List of musical instruments by Hornbostel-Sachs number: 322.12
This is a list of instruments by Hornbostel-Sachs number, covering those instruments that are classified under 322.12 under that system. These instruments may be known as angular harps.
- 3: Instruments in which sound is produced by one or more vibrating strings (chordophones, string instruments).
- 32: Instruments in which the resonator and string bearer are physically united and can not be separated without destroying the instrument
- 322: Instrument whose strings are at right angles to the sound table, such that a line between the lower tips of the strings would point at the neck (harps)
- 322.1: Instrument without a pillar (open harps)
- 322.12: Instrument has a neck that sharply angles away from the resonator (angular harps)
These instruments may be classified with a suffix, based on how the strings are caused to vibrate.
- 4: Hammers or beaters
- 5: Bare hands and fingers
- 6: Plectrum
- 7: Bowing
- 71: Using a bow
- 72: Using a wheel
- 73: Using a ribbon
- 8: Keyboard
- 9: Using a mechanical drive
||Oldest-documented angular harp
||Used in widely varying forms, though originally semi-circular and with five to seven strings, number of strings increased over time, while the size decreased
- Dani, Ahmad Hasan; Vadim Mikhaĭlovich Masson; János Harmatta; Boris Abramovich Litvinovskiĭ; Clifford Edmund Bosworth (1999). History of Civilizations of Central Asia. UNESCO. Motilal Banarsidass Publishing. ISBN 81-208-1596-3.
- Knight, Roderick (Winter 1985). Society for Ethnomusicology. "The Harp in India Today". Ethnomusicology. University of Illinois Press. 29 (1): 9–28. doi:10.2307/852322. JSTOR 852322.
- von Hornbostel, Erich M.; Curt Sachs (March 1961). "Classification of Musical Instruments: Translated from the Original German by Anthony Baines and Klaus P. Wachsmann". The Galpin Society Journal. The Galpin Society Journal, Vol. 14. 14: 3–29. doi:10.2307/842168. JSTOR 842168.
- ↑ Knight, pg. 9, Depictions of the Assyrian harp date to the second millennium BC.
- 1 2 3 Dani et al., pg. 588
- ↑ Gilman, Daniel Coit, Harry Thurston Peck and Frank Moore Colby (Eds.), eds. (1906). "Egyptian Music". The New International Encyclopedia. Dodd, Mead & Company. p. 712.

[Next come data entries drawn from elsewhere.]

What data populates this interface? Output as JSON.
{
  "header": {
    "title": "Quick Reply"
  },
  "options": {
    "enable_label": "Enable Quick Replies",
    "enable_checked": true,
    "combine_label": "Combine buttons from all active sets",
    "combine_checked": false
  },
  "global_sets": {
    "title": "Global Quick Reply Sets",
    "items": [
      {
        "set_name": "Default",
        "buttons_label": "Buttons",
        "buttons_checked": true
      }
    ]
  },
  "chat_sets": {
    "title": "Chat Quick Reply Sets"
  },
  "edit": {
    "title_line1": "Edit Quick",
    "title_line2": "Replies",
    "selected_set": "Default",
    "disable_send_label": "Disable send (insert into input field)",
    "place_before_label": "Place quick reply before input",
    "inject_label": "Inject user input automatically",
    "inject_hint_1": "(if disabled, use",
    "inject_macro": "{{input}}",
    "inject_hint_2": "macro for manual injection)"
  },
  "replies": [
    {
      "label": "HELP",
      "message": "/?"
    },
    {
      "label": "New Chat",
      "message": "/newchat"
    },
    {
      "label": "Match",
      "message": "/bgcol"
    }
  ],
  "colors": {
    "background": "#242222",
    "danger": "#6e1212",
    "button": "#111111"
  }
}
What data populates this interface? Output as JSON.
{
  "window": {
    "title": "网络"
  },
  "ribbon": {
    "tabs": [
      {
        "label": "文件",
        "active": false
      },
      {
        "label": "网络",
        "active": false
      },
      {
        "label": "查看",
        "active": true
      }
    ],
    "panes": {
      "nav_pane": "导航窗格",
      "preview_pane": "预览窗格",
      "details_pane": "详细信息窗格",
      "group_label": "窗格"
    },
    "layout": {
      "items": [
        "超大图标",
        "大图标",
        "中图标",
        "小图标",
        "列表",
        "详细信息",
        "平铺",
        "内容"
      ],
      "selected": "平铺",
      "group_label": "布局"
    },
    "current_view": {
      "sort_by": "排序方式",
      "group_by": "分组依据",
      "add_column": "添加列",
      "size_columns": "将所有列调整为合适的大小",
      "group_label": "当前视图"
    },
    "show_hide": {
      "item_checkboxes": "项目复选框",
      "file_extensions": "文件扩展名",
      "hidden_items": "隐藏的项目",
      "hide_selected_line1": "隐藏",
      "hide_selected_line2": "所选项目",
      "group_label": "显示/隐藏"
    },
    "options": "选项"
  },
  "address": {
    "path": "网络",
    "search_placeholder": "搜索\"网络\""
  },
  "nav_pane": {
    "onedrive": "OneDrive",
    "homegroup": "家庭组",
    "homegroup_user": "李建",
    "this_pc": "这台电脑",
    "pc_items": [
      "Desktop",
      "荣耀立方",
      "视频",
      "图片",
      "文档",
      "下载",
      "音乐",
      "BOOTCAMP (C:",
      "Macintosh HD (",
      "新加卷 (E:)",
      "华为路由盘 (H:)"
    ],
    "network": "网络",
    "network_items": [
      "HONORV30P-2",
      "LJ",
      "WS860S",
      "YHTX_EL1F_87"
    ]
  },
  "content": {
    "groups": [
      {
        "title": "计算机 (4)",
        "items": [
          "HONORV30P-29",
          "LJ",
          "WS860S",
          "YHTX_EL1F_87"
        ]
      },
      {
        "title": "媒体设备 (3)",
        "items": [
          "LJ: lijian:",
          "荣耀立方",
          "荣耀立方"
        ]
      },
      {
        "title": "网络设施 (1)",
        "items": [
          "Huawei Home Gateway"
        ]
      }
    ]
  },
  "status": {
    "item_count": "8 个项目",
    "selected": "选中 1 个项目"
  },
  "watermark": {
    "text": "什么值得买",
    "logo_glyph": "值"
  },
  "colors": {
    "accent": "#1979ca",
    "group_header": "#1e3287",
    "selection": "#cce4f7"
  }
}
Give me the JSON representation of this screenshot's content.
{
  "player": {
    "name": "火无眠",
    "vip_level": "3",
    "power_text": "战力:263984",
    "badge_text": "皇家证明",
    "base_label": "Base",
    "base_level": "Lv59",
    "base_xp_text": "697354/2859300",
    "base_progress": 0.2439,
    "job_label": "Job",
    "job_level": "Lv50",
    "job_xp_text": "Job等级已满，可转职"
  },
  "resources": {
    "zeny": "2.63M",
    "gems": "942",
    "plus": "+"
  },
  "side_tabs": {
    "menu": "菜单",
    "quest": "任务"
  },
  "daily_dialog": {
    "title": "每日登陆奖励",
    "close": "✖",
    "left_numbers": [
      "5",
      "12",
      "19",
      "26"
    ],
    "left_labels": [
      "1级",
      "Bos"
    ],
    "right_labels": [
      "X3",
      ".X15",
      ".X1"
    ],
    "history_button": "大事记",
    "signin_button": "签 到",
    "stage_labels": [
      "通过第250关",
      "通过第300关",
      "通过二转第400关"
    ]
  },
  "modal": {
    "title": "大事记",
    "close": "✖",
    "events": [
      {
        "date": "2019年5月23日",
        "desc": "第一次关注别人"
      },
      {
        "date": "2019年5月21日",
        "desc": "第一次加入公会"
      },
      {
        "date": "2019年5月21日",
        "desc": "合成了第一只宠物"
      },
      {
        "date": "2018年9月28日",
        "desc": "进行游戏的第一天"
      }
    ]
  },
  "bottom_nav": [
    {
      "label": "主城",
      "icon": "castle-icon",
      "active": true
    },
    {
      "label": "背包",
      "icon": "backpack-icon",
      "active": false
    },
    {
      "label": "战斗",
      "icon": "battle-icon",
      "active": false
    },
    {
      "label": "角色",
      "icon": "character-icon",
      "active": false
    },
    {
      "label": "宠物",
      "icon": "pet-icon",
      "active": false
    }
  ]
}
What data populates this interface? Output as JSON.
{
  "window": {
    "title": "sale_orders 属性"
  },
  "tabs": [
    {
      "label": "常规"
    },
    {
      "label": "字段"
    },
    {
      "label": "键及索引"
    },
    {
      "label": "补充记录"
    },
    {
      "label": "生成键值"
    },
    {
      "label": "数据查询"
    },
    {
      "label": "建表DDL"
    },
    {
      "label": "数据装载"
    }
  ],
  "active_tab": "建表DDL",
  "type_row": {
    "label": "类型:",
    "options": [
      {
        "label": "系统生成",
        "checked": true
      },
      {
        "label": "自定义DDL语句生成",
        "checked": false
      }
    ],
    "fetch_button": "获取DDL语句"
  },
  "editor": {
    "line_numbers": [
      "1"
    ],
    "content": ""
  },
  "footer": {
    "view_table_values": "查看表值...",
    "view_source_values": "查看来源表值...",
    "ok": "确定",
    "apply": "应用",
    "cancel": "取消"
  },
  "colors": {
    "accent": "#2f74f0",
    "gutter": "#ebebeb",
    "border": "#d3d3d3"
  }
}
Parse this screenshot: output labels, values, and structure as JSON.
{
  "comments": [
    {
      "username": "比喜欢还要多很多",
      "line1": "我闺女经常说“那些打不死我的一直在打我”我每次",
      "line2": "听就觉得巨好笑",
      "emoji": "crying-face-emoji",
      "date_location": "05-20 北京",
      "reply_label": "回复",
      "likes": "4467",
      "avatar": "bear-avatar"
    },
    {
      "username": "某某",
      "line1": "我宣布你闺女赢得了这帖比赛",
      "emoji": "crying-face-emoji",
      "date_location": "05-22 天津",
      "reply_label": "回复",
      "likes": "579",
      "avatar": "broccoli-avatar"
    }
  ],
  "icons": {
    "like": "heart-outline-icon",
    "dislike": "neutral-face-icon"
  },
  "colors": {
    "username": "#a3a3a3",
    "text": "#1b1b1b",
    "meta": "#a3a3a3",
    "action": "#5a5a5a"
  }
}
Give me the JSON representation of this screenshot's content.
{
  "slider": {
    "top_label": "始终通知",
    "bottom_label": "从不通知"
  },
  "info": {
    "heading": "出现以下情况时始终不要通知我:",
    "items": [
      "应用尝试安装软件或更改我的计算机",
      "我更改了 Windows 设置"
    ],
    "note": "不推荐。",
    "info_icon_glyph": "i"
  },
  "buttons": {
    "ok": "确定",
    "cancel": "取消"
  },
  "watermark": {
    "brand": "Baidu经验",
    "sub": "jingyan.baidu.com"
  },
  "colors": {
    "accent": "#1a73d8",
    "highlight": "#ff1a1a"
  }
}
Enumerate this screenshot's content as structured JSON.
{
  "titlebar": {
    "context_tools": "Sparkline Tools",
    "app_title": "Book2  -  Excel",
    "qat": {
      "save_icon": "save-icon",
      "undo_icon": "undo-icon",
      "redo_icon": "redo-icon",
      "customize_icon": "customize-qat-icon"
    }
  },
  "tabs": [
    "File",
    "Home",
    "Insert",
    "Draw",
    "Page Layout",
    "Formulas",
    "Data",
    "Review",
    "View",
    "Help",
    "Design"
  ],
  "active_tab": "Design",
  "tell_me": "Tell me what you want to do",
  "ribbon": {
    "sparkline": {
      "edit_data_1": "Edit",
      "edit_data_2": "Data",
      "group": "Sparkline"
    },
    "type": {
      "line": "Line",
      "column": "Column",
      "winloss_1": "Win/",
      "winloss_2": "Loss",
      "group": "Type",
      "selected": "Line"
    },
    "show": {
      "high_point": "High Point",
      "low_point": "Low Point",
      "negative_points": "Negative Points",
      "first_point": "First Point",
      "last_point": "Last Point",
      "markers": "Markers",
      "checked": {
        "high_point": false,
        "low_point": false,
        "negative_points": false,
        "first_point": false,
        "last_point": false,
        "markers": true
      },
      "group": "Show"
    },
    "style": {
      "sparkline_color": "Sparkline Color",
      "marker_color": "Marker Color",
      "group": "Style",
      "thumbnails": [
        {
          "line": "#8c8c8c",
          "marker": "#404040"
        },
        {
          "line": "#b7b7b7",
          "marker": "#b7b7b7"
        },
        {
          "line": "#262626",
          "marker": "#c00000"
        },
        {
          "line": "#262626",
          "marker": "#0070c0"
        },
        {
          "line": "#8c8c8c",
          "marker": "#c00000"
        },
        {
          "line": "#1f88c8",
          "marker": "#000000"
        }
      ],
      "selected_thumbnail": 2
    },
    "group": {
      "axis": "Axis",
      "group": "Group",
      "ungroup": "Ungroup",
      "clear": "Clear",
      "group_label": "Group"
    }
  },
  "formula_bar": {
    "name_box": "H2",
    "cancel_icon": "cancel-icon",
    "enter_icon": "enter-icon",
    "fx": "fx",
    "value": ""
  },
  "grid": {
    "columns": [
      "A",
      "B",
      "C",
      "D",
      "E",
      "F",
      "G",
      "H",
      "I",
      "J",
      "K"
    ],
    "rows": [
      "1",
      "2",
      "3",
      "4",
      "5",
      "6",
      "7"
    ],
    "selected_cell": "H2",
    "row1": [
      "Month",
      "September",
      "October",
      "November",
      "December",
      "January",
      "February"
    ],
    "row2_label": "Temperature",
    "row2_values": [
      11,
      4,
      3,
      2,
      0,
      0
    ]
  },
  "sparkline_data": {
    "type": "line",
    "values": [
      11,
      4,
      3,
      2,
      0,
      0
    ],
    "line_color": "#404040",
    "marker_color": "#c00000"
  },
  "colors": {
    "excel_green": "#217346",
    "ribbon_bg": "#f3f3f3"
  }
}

Although the harp always remained a national instrument, its popularity was later eclipsed by the lyre.